We all wonder if there’s any science behind identifying mental illness. I’m here to tell you that there is a science. But before mental illness comes developmental pathogenesis — the coming on of a mental illness, usually in the form of unhealthy fixations, unusual behaviors and emotional disturbances. This post is going to explain some ways in which looks may indicate developmental pathogenesis.
Too busy to care for looks
Major excitement/importance often distracts from routine activities. For example, if you just got a job offer, then you may spend the whole day researching the company, while making do with junk food to hold down hunger. Similarly, if you keep a dangerous secret, you may spend all your time avoiding people while ignoring other needs, looks included.
When something big is on our minds, we often ignore work-life balance and work ourselves up to the point of feeling:
- Extremely stressed (because we’re overworked).

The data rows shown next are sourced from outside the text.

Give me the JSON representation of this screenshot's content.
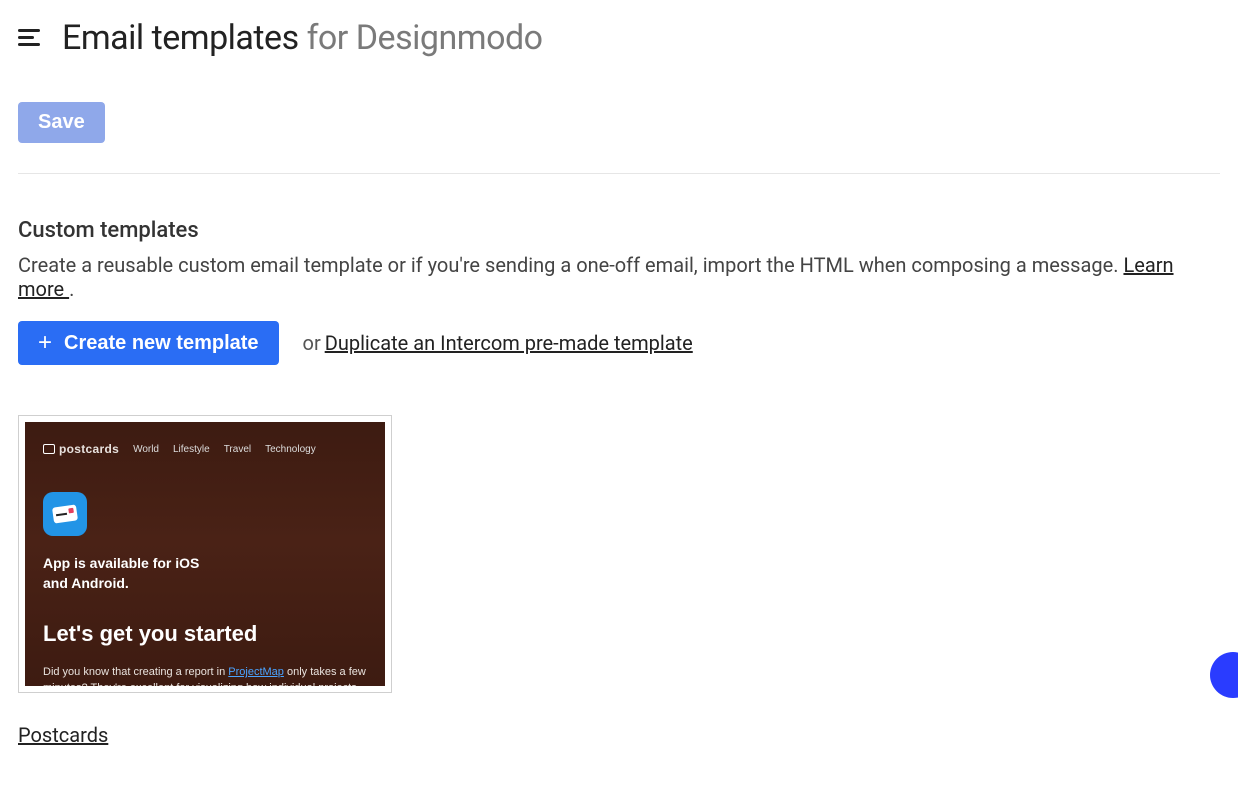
{
  "header": {
    "title_main": "Email templates",
    "title_sub": "for Designmodo"
  },
  "buttons": {
    "save": "Save",
    "create_new_template": "Create new template"
  },
  "section": {
    "heading": "Custom templates",
    "description": "Create a reusable custom email template or if you're sending a one-off email, import the HTML when composing a message. ",
    "learn_more": "Learn more ",
    "or_text": "or",
    "duplicate_link": "Duplicate an Intercom pre-made template"
  },
  "template_card": {
    "name": "Postcards",
    "preview": {
      "brand": "postcards",
      "nav": [
        "World",
        "Lifestyle",
        "Travel",
        "Technology"
      ],
      "availability_line1": "App is available for iOS",
      "availability_line2": "and Android.",
      "heading": "Let's get you started",
      "body_pre": "Did you know that creating a report in ",
      "body_link": "ProjectMap",
      "body_post": " only takes a few minutes? They're excellent for visualizing how individual projects are performing, along with identifying which team members are hitting or"
    }
  }
}
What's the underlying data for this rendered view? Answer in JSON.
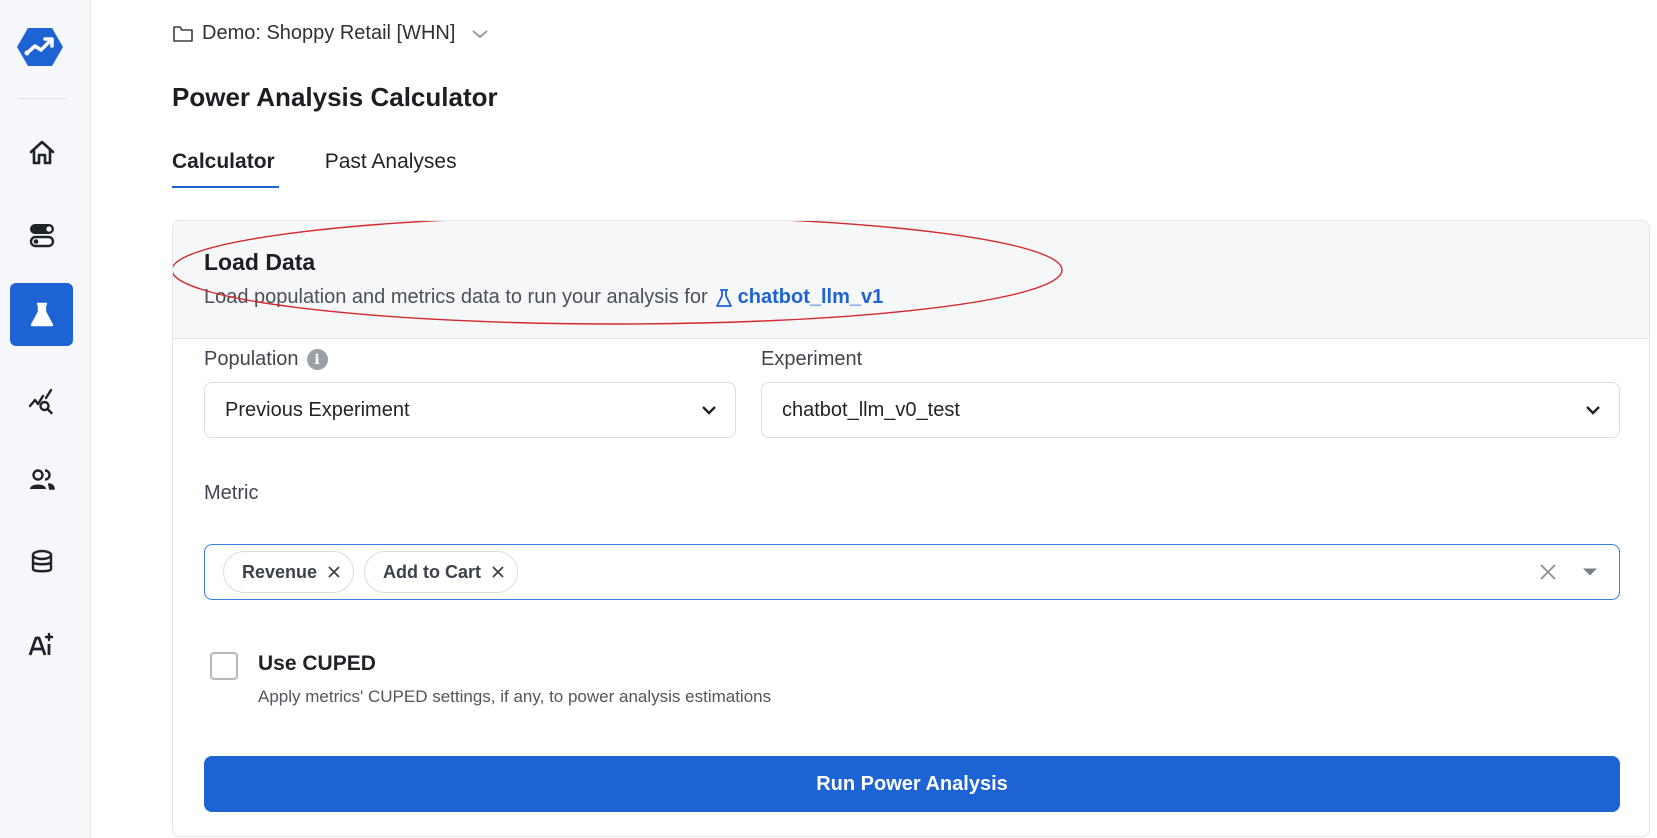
{
  "sidebar": {
    "logo_icon": "trend-hexagon-logo",
    "items": [
      {
        "name": "home",
        "icon": "home-icon",
        "active": false
      },
      {
        "name": "feature-flags",
        "icon": "toggle-icon",
        "active": false
      },
      {
        "name": "experiments",
        "icon": "flask-icon",
        "active": true
      },
      {
        "name": "analytics",
        "icon": "chart-search-icon",
        "active": false
      },
      {
        "name": "users",
        "icon": "users-icon",
        "active": false
      },
      {
        "name": "data",
        "icon": "database-icon",
        "active": false
      },
      {
        "name": "ai",
        "icon": "ai-sparkle-icon",
        "active": false
      }
    ]
  },
  "header": {
    "workspace": "Demo: Shoppy Retail [WHN]",
    "title": "Power Analysis Calculator"
  },
  "tabs": [
    {
      "label": "Calculator",
      "active": true
    },
    {
      "label": "Past Analyses",
      "active": false
    }
  ],
  "load_data": {
    "title": "Load Data",
    "subtitle": "Load population and metrics data to run your analysis for",
    "experiment_link": "chatbot_llm_v1"
  },
  "form": {
    "population_label": "Population",
    "population_value": "Previous Experiment",
    "experiment_label": "Experiment",
    "experiment_value": "chatbot_llm_v0_test",
    "metric_label": "Metric",
    "metrics": [
      "Revenue",
      "Add to Cart"
    ],
    "cuped_label": "Use CUPED",
    "cuped_description": "Apply metrics' CUPED settings, if any, to power analysis estimations",
    "cuped_checked": false,
    "run_button": "Run Power Analysis"
  },
  "colors": {
    "accent": "#1d63d4",
    "annotation": "#d42a2a"
  }
}
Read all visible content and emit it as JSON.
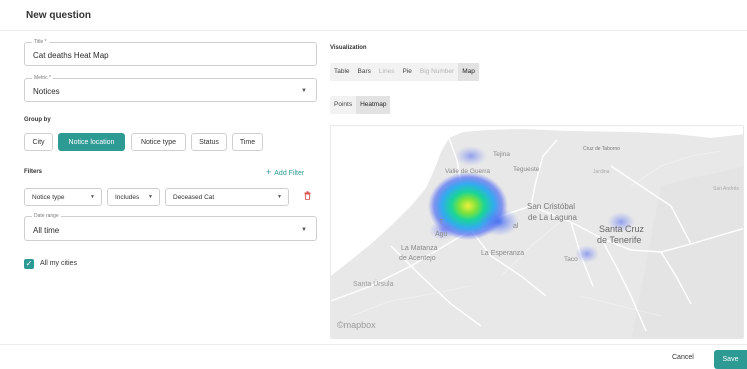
{
  "dialog": {
    "title": "New question"
  },
  "title_field": {
    "label": "Title *",
    "value": "Cat deaths Heat Map"
  },
  "metric_field": {
    "label": "Metric *",
    "value": "Notices"
  },
  "group_by": {
    "label": "Group by",
    "options": [
      {
        "label": "City",
        "active": false
      },
      {
        "label": "Notice location",
        "active": true
      },
      {
        "label": "Notice type",
        "active": false
      },
      {
        "label": "Status",
        "active": false
      },
      {
        "label": "Time",
        "active": false
      }
    ]
  },
  "filters": {
    "label": "Filters",
    "add_label": "Add Filter",
    "row": {
      "field": "Notice type",
      "operator": "Includes",
      "value": "Deceased Cat"
    }
  },
  "date_range": {
    "label": "Date range",
    "value": "All time"
  },
  "all_my_cities": {
    "label": "All my cities",
    "checked": true
  },
  "visualization": {
    "label": "Visualization",
    "types": [
      {
        "label": "Table",
        "state": "normal"
      },
      {
        "label": "Bars",
        "state": "normal"
      },
      {
        "label": "Lines",
        "state": "disabled"
      },
      {
        "label": "Pie",
        "state": "normal"
      },
      {
        "label": "Big Number",
        "state": "disabled"
      },
      {
        "label": "Map",
        "state": "selected"
      }
    ],
    "modes": [
      {
        "label": "Points",
        "selected": false
      },
      {
        "label": "Heatmap",
        "selected": true
      }
    ]
  },
  "map": {
    "labels": {
      "tejina": "Tejina",
      "cruz_taborno": "Cruz de Taborno",
      "valle_guerra": "Valle de Guerra",
      "tegueste": "Tegueste",
      "jardina": "Jardina",
      "san_andres": "San Andrés",
      "san_cristobal_1": "San Cristóbal",
      "san_cristobal_2": "de La Laguna",
      "santa_cruz_1": "Santa Cruz",
      "santa_cruz_2": "de Tenerife",
      "la_matanza_1": "La Matanza",
      "la_matanza_2": "de Acentejo",
      "la_esperanza": "La Esperanza",
      "taco": "Taco",
      "santa_ursula": "Santa Úrsula",
      "partial_1": "T",
      "partial_2": "Agu",
      "partial_3": "al",
      "attribution": "©mapbox"
    },
    "colors": {
      "land": "#e9e9e9",
      "sea": "#ffffff",
      "road": "#ffffff",
      "heat_core": "#f0f03a",
      "heat_mid": "#19d49a",
      "heat_outer": "#3d5cf5"
    }
  },
  "footer": {
    "cancel": "Cancel",
    "save": "Save"
  }
}
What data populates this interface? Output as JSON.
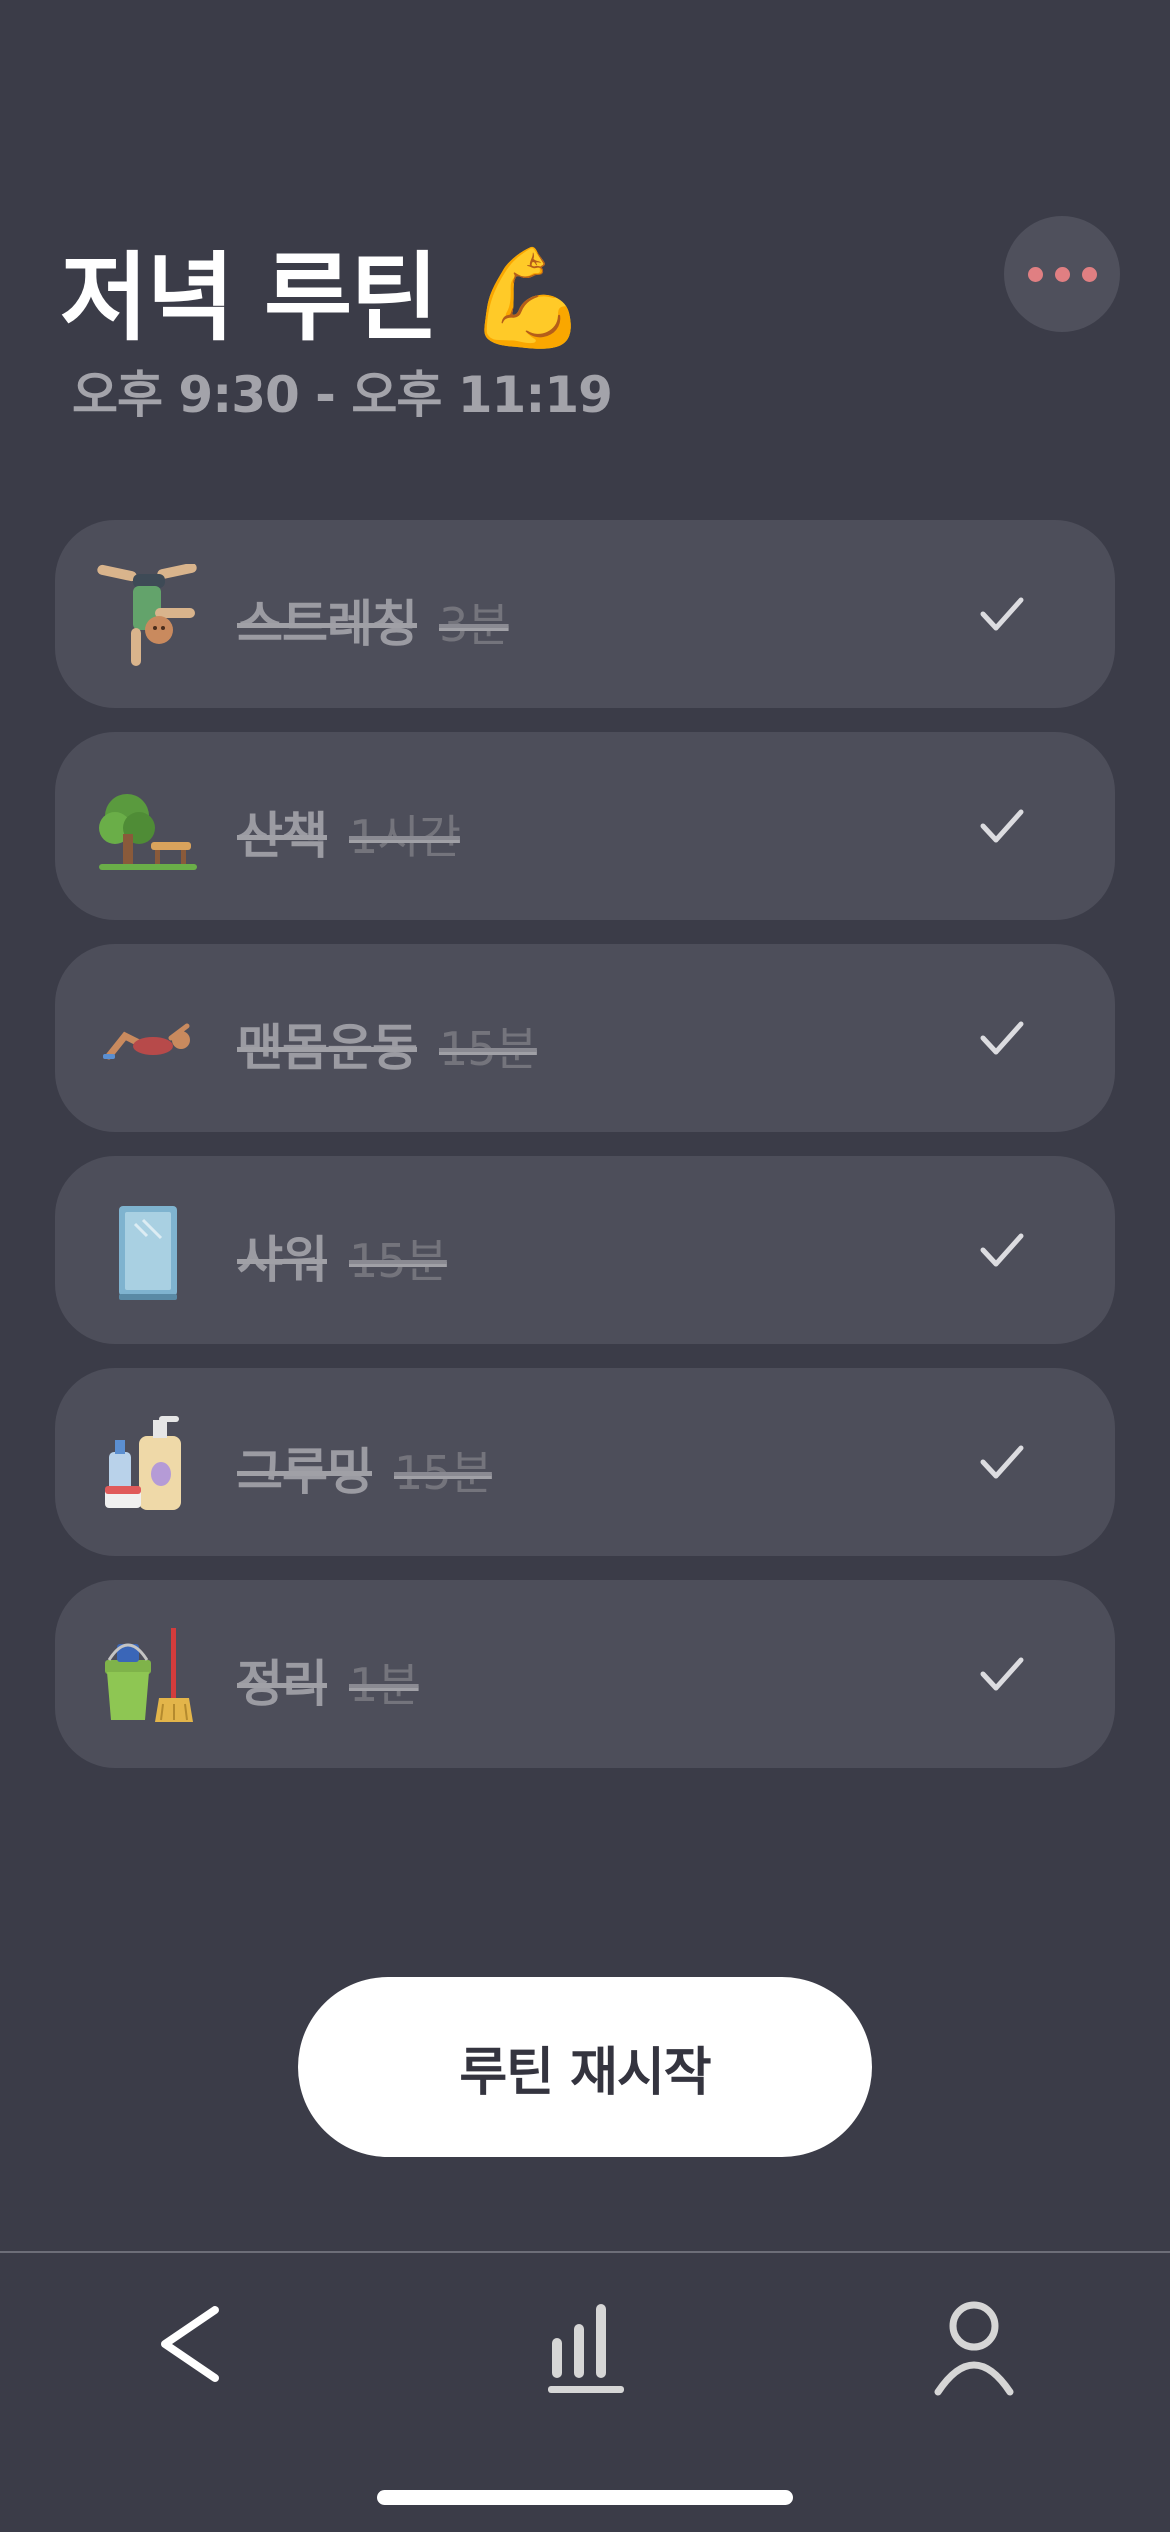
{
  "header": {
    "title": "저녁 루틴 💪",
    "time_range": "오후 9:30 - 오후 11:19"
  },
  "more_icon": "more-horizontal-icon",
  "routines": [
    {
      "icon": "person-cartwheeling-icon",
      "name": "스트레칭",
      "duration": "3분",
      "done": true
    },
    {
      "icon": "park-tree-bench-icon",
      "name": "산책",
      "duration": "1시간",
      "done": true
    },
    {
      "icon": "person-stretching-icon",
      "name": "맨몸운동",
      "duration": "15분",
      "done": true
    },
    {
      "icon": "shower-door-icon",
      "name": "샤워",
      "duration": "15분",
      "done": true
    },
    {
      "icon": "lotion-bottles-icon",
      "name": "그루밍",
      "duration": "15분",
      "done": true
    },
    {
      "icon": "bucket-broom-icon",
      "name": "정리",
      "duration": "1분",
      "done": true
    }
  ],
  "restart_label": "루틴 재시작",
  "tabbar": {
    "back_icon": "chevron-left-icon",
    "stats_icon": "bar-chart-icon",
    "profile_icon": "person-icon"
  },
  "colors": {
    "background": "#3b3c48",
    "card": "#4d4e5a",
    "accent_dots": "#e07f82",
    "button": "#ffffff"
  }
}
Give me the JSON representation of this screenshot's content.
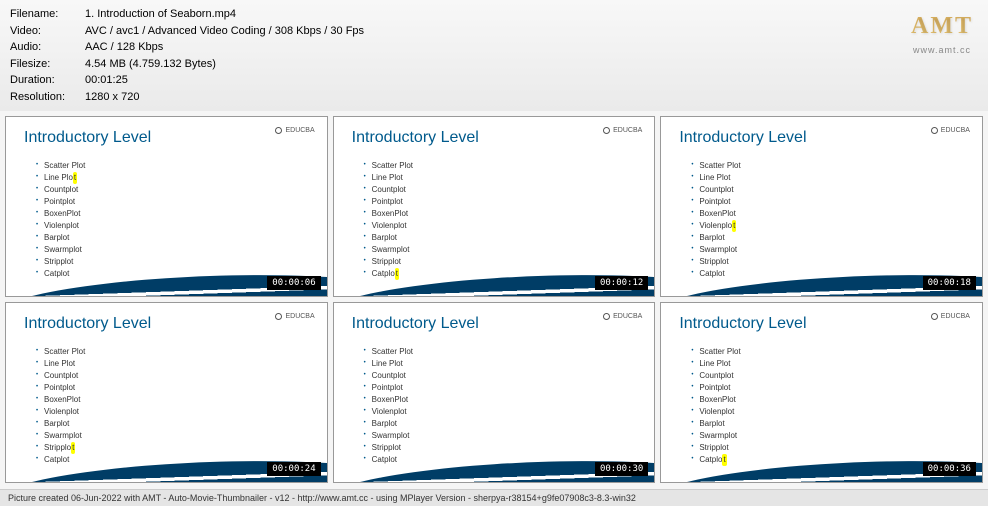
{
  "header": {
    "filename_label": "Filename:",
    "filename": "1. Introduction of Seaborn.mp4",
    "video_label": "Video:",
    "video": "AVC / avc1 / Advanced Video Coding / 308 Kbps / 30 Fps",
    "audio_label": "Audio:",
    "audio": "AAC / 128 Kbps",
    "filesize_label": "Filesize:",
    "filesize": "4.54 MB (4.759.132 Bytes)",
    "duration_label": "Duration:",
    "duration": "00:01:25",
    "resolution_label": "Resolution:",
    "resolution": "1280 x 720"
  },
  "amt": {
    "logo": "AMT",
    "url": "www.amt.cc"
  },
  "slide": {
    "title": "Introductory Level",
    "brand": "EDUCBA",
    "items": [
      "Scatter Plot",
      "Line Plot",
      "Countplot",
      "Pointplot",
      "BoxenPlot",
      "Violenplot",
      "Barplot",
      "Swarmplot",
      "Stripplot",
      "Catplot"
    ]
  },
  "thumbs": [
    {
      "ts": "00:00:06",
      "hl": 1
    },
    {
      "ts": "00:00:12",
      "hl": 9
    },
    {
      "ts": "00:00:18",
      "hl": 5
    },
    {
      "ts": "00:00:24",
      "hl": 8
    },
    {
      "ts": "00:00:30",
      "hl": -1
    },
    {
      "ts": "00:00:36",
      "hl": 9
    }
  ],
  "footer": "Picture created 06-Jun-2022 with AMT - Auto-Movie-Thumbnailer - v12 - http://www.amt.cc - using MPlayer Version - sherpya-r38154+g9fe07908c3-8.3-win32"
}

- Cranky and in a bad mood (due to brain fatigue, lack of sleep and lack of nutrition).
- Emotionally sensitive (because others judge us for being impatient, obsessed and self-centered).
- Isolated (because we feel burdened by social expectations).
- Depressed (because we don’t give our life some flavor/variety).
- Weak (for taking quick-fix substances to tune out our thoughts. Substances such as alcohol and drugs)
This sort of obsession usually indicates a desperate thirst for a new reality. That new reality could be an escape from the current reality. It could be a deep unhappiness with yourself in some respect. It could be a chance for some freedom and adventure. So on and so forth. Whatever it is, one thing is for sure. The person concerned is not happy with their current reality.
It really is amazing that something as simple as unmanaged hair or a statement like “I don’t have time for looks” could tell you all of the above, and thus plan for correction (with help from a professional, if need be) before it is too late.
Too depressed to care for looks
Disregard for looks is often due to depression. Depending on the degree of depression, the responses to “why don’t you comb your hair?” may vary.
A mildly depressed person might try to cover it up by saying something like “Guess I’m just not that looks-conscious” or “There are more important things than looks” — which, by the way, is a good indication that something significant is bothering them.
A moderately depressed person might say “I don’t know.” Something short and vague to end the conversation. Or, they may say nothing and just shrug. A severely depressed person would be completely unresponsive, barely making eye contact, and looking lost in another world.
Too afraid to think about looks
This could be a case of trauma. For example, when one is violently shocked, abused, threatened or violated. It could also be a case of psychosis (imagining things that aren’t there/real and thus freaking out).
As you can see, a situation in which someone ignores their looks can have some pretty troubling implications. Therefore, it’s worth investigating to ensure it won’t lead to damaged mental health, further down the road.